The Churches Conservation Trust is the national body that cares for and preserves English churches of historic, architectural or archaelogical importance that are no longer needed for regular worship. It promotes public enjoyment of the churches and their use as an aducational resource.
Whatever the condition of the church when the Trust takes it over, its aim is, first and foremost, to put the building and its contents into a sound and secure condition as speedily as possible. Then the church is repaired so that the church is welcoming to visitors and those who attend the public events or occasional services that may be held there (Trust churches are still consecrated). The Trust's objective is to keep the churches intact for the benefit of future generations, for local people and visitors alike to behold and enjoy.
There are over 330 Trust churches scattered widely through the length and breadth of England, in town and country, ranging from charmingly simple buildings in lovely settings to others of great richness and splendour; some are hard to find, all are worth the effort.

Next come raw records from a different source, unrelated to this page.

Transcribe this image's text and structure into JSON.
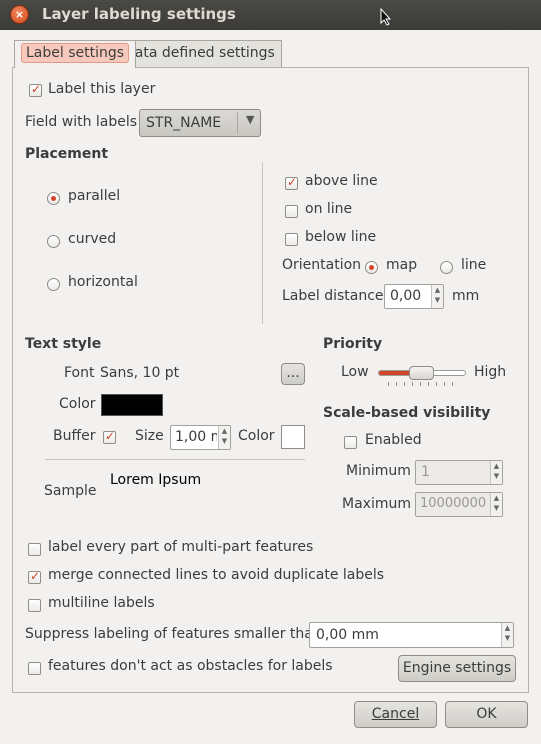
{
  "window": {
    "title": "Layer labeling settings"
  },
  "tabs": [
    {
      "label": "Label settings",
      "active": true
    },
    {
      "label": "Data defined settings",
      "active": false
    }
  ],
  "label_this_layer": {
    "label": "Label this layer",
    "checked": true
  },
  "field": {
    "label": "Field with labels",
    "value": "STR_NAME"
  },
  "placement": {
    "heading": "Placement",
    "modes": [
      {
        "label": "parallel",
        "selected": true
      },
      {
        "label": "curved",
        "selected": false
      },
      {
        "label": "horizontal",
        "selected": false
      }
    ],
    "positions": [
      {
        "label": "above line",
        "checked": true
      },
      {
        "label": "on line",
        "checked": false
      },
      {
        "label": "below line",
        "checked": false
      }
    ],
    "orientation": {
      "label": "Orientation",
      "options": [
        "map",
        "line"
      ],
      "selected": "map"
    },
    "label_distance": {
      "label": "Label distance",
      "value": "0,00",
      "unit": "mm"
    }
  },
  "text_style": {
    "heading": "Text style",
    "font_label": "Font",
    "font_value": "Sans, 10 pt",
    "font_button": "...",
    "color_label": "Color",
    "color_value": "#000000",
    "buffer_label": "Buffer",
    "buffer_checked": true,
    "size_label": "Size",
    "size_value": "1,00 m",
    "buffer_color_label": "Color",
    "buffer_color_value": "#ffffff",
    "sample_label": "Sample",
    "sample_text": "Lorem Ipsum"
  },
  "priority": {
    "heading": "Priority",
    "low": "Low",
    "high": "High",
    "value": 0.5
  },
  "scale_visibility": {
    "heading": "Scale-based visibility",
    "enabled_label": "Enabled",
    "enabled": false,
    "minimum_label": "Minimum",
    "minimum_value": "1",
    "maximum_label": "Maximum",
    "maximum_value": "10000000"
  },
  "options": [
    {
      "label": "label every part of multi-part features",
      "checked": false
    },
    {
      "label": "merge connected lines to avoid duplicate labels",
      "checked": true
    },
    {
      "label": "multiline labels",
      "checked": false
    }
  ],
  "suppress": {
    "label": "Suppress labeling of features smaller than",
    "value": "0,00 mm"
  },
  "obstacles": {
    "label": "features don't act as obstacles for labels",
    "checked": false
  },
  "engine_button": "Engine settings",
  "footer": {
    "cancel": "Cancel",
    "ok": "OK"
  },
  "colors": {
    "accent": "#d0452a",
    "titlebar": "#3c3b37"
  }
}
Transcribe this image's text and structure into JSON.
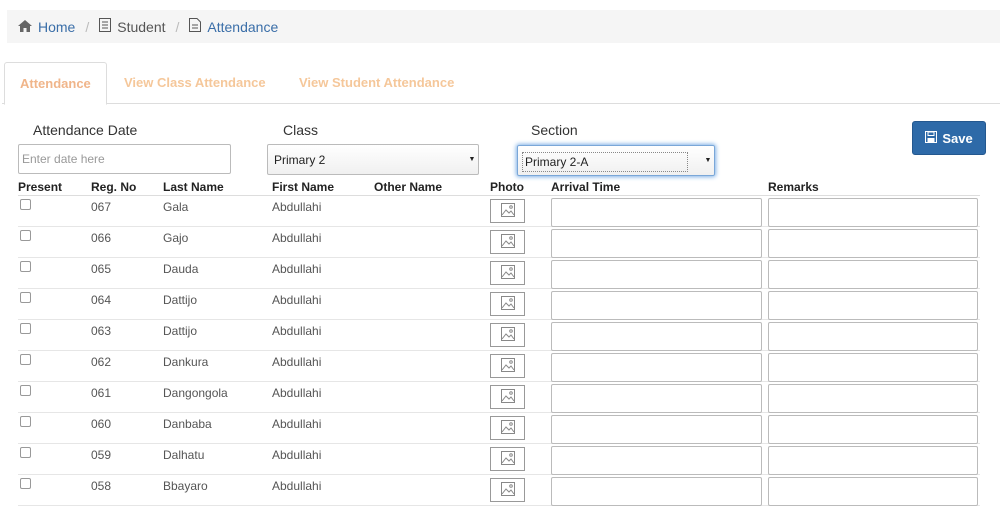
{
  "breadcrumb": {
    "home": "Home",
    "student": "Student",
    "attendance": "Attendance"
  },
  "tabs": [
    "Attendance",
    "View Class Attendance",
    "View Student Attendance"
  ],
  "filters": {
    "date_label": "Attendance Date",
    "date_placeholder": "Enter date here",
    "class_label": "Class",
    "class_value": "Primary 2",
    "section_label": "Section",
    "section_value": "Primary 2-A"
  },
  "save_label": "Save",
  "columns": [
    "Present",
    "Reg. No",
    "Last Name",
    "First Name",
    "Other Name",
    "Photo",
    "Arrival Time",
    "Remarks"
  ],
  "rows": [
    {
      "reg": "067",
      "last": "Gala",
      "first": "Abdullahi",
      "other": ""
    },
    {
      "reg": "066",
      "last": "Gajo",
      "first": "Abdullahi",
      "other": ""
    },
    {
      "reg": "065",
      "last": "Dauda",
      "first": "Abdullahi",
      "other": ""
    },
    {
      "reg": "064",
      "last": "Dattijo",
      "first": "Abdullahi",
      "other": ""
    },
    {
      "reg": "063",
      "last": "Dattijo",
      "first": "Abdullahi",
      "other": ""
    },
    {
      "reg": "062",
      "last": "Dankura",
      "first": "Abdullahi",
      "other": ""
    },
    {
      "reg": "061",
      "last": "Dangongola",
      "first": "Abdullahi",
      "other": ""
    },
    {
      "reg": "060",
      "last": "Danbaba",
      "first": "Abdullahi",
      "other": ""
    },
    {
      "reg": "059",
      "last": "Dalhatu",
      "first": "Abdullahi",
      "other": ""
    },
    {
      "reg": "058",
      "last": "Bbayaro",
      "first": "Abdullahi",
      "other": ""
    }
  ],
  "icons": {
    "home": "home-icon",
    "student": "document-icon",
    "attendance": "document-icon",
    "save": "floppy-disk-icon",
    "photo": "image-placeholder-icon"
  },
  "colors": {
    "link": "#3a6ea8",
    "tab_text": "#f5c79a",
    "save_button": "#2e6aa8"
  }
}
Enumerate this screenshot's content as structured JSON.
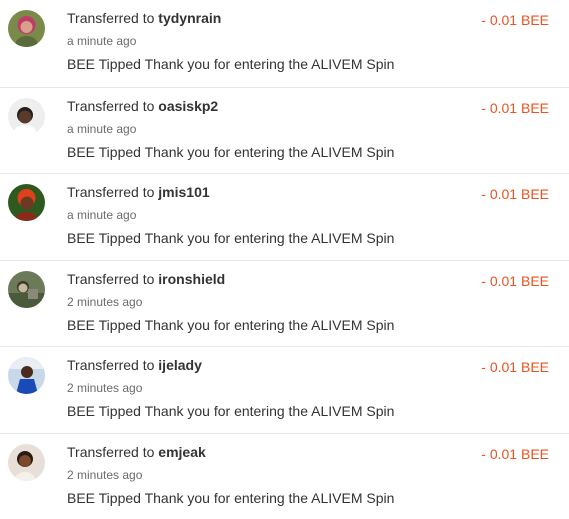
{
  "transfers": [
    {
      "prefix": "Transferred to",
      "user": "tydynrain",
      "time": "a minute ago",
      "memo": "BEE Tipped Thank you for entering the ALIVEM Spin",
      "amount": "- 0.01 BEE",
      "avatar_icon": "user-avatar-icon",
      "avatar_colors": {
        "bg": "#7a8a4a",
        "face": "#d7a08a",
        "hair": "#c03a6a"
      }
    },
    {
      "prefix": "Transferred to",
      "user": "oasiskp2",
      "time": "a minute ago",
      "memo": "BEE Tipped Thank you for entering the ALIVEM Spin",
      "amount": "- 0.01 BEE",
      "avatar_icon": "user-avatar-icon",
      "avatar_colors": {
        "bg": "#eeeeee",
        "face": "#5a3a2a",
        "hair": "#202020"
      }
    },
    {
      "prefix": "Transferred to",
      "user": "jmis101",
      "time": "a minute ago",
      "memo": "BEE Tipped Thank you for entering the ALIVEM Spin",
      "amount": "- 0.01 BEE",
      "avatar_icon": "user-avatar-icon",
      "avatar_colors": {
        "bg": "#2f5a1f",
        "face": "#6b3a22",
        "hair": "#e0401a"
      }
    },
    {
      "prefix": "Transferred to",
      "user": "ironshield",
      "time": "2 minutes ago",
      "memo": "BEE Tipped Thank you for entering the ALIVEM Spin",
      "amount": "- 0.01 BEE",
      "avatar_icon": "user-avatar-icon",
      "avatar_colors": {
        "bg": "#6d7a5a",
        "face": "#c8b8a0",
        "hair": "#3a3a2a"
      }
    },
    {
      "prefix": "Transferred to",
      "user": "ijelady",
      "time": "2 minutes ago",
      "memo": "BEE Tipped Thank you for entering the ALIVEM Spin",
      "amount": "- 0.01 BEE",
      "avatar_icon": "user-avatar-icon",
      "avatar_colors": {
        "bg": "#c8d8e8",
        "face": "#4a2a1a",
        "hair": "#1a4ab8"
      }
    },
    {
      "prefix": "Transferred to",
      "user": "emjeak",
      "time": "2 minutes ago",
      "memo": "BEE Tipped Thank you for entering the ALIVEM Spin",
      "amount": "- 0.01 BEE",
      "avatar_icon": "user-avatar-icon",
      "avatar_colors": {
        "bg": "#e8e0d8",
        "face": "#7a4a2a",
        "hair": "#2a1a10"
      }
    }
  ],
  "colors": {
    "amount": "#e8531f",
    "text": "#333333",
    "muted": "#6b6b6b",
    "divider": "#e6e6e6"
  }
}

Many of the churches are open all year round, others have keyholders nearby; all are free. A notice regarding opening arrangements or keyholders will normally be found near the door. Otherwise such information can be obtained direct from the Trust during office hours or from the website .